A neck lump is a ‘bump’, ‘lump’ or ‘swelling’ in the neck. The presence of a lump in the neck is a common clinical problem.
Finding a lump in the neck can cause considerable anxiety. Fortunately, the majority of neck lumps are benign and not serious. However, cancers of the mouth, throat, voice box (larynx), thyroid, and some lymphomas (blood cancers) can appear first as a painless, growing neck lump. Therefore all neck lumps require timely assessment by an Ear, Nose & Throat consultant.
A lump in the neck persisting for more than three weeks, especially if it is not associated with a cold, flu, or other infection should be assessed by a specialist consultant.
There are many different causes of neck lumps and the most common are listed below:
The thyroid gland is an important hormone gland situated just below the Adam’s apple in the neck. The gland produces a hormone (thyroxine) which is essential to control the body’s metabolism and well-being.
Lumps are very commonly found within this gland. The majority of such nodules are not serious, however about 5% (1 in 20) are cancers, which is why clinical assessment and thorough investigations are required. To investigate thyroid lumps several methods can be used, most frequently an ultrasound scan is performed to assess the lump and to accurately guide a small biopsy from the lump using a fine needle.
Thyroid surgery (thyroidectomy) may be performed for various reasons: if the lump is potentially malignant, a cosmetic issue as a result of its size or if the thyroid is overactive.
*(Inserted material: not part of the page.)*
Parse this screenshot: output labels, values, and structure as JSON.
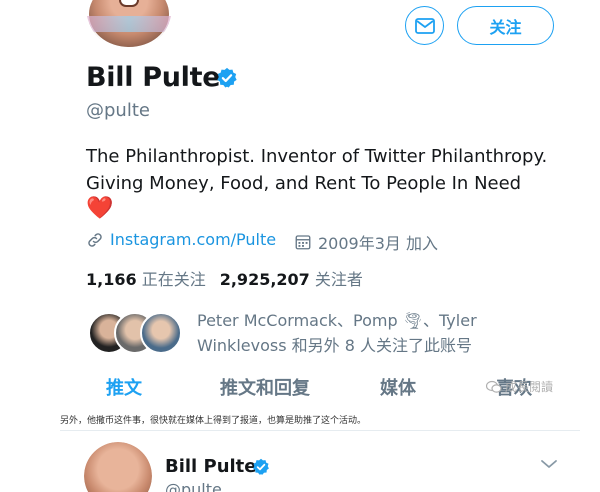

Surgery can be done through conventional ‘open’ surgery or endoscopically (‘keyhole’ thyroidectomy) for improved cosmetic results.
The parotid gland is the largest salivary gland, positioned just below the ear and behind the jaw. It produces saliva that helps in the process of chewing foods and swallowing.
Lumps in the Parotid gland are common amongst all ages; the majority are not cancerous; however they sometimes contain cancer cells, which is why thorough investigations are recommended.
Whilst only a small number may be cancerous, benign lumps can still cause their own problems due to increasing size causing unsightly swelling and pain; stones can also form in the gland blocking the ducts which release saliva causing repeated painful swelling and infections.
Again, the most frequently used investigation is an ultrasound scan to both assess the lump and to accurately guide a small biopsy from the lump using a fine needle.
Enlargement of lymph nodes – this is the most common cause of new neck lumps. Lymph nodes are part of the immune system, and enlarge when the body rallies to fight an infection. When the infection recedes, lymph swelling should subside as well. If they remain large and especially if they continue to grow in size they require urgent assessment by an ENT Surgeon as they may be due to a cancer in the head and neck regions.